The Important Dates

Finally, you need to make your brief actionable by including a timeline. It’s important to update the brief to reflect the start date, various milestones throughout, and the final due date.

If you’re unsure which of these sections are most important for your team, start by talking with them. Ask what information they need to make their jobs easier and which sections would only cause confusion.

For a small internal team, a creative brief might only be half a sheet of paper long. However, the brief for a multi-team project would likely require more real estate to hold all the necessary details and analysis.

Creative Brief Examples

Here is a creative brief example for a hypothetical client, Sollumnia Technologies, a groundbreaking company specializing in solar-powered lighting solutions.

This creative brief includes everything Sollumnia’s creative team needs to get started, including the background of the problem down to the specs for the project.

Creative Brief Template

If you like that creative brief example, here is a sample creative brief you can use for your own projects.

Make a Copy

Go Forth and Write Your Creative Brief

Now that you’ve seen a couple of creative brief examples and have a clearer sense of the purpose of these documents, it’s time to begin writing a brief for yourself. Be sure to collaborate with your team on the creative brief as they’ll be able to offer insights you never would’ve otherwise considered.

If you need a platform that makes creative brief collaboration easy, you can use Punchlist

Punchlist is a creative collaboration tool that streamlines feedback, revisions, and the QA process. Just upload your creative brief and invite your team to leave their thoughts. 

You’ll get all of their feedback in one place so you don’t have to go searching through dozens of different Slack threads and email chains.
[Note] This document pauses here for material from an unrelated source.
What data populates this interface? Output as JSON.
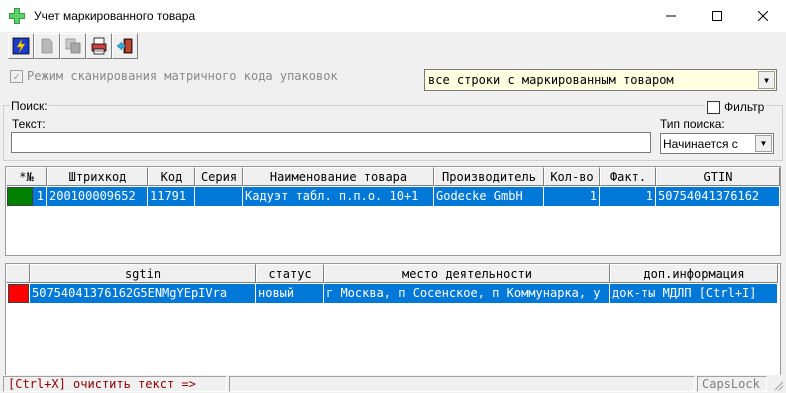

To get started, sign up for a 30-day free trial. If you don’t like it, that’s fine. 

But we don’t think that’s going to happen.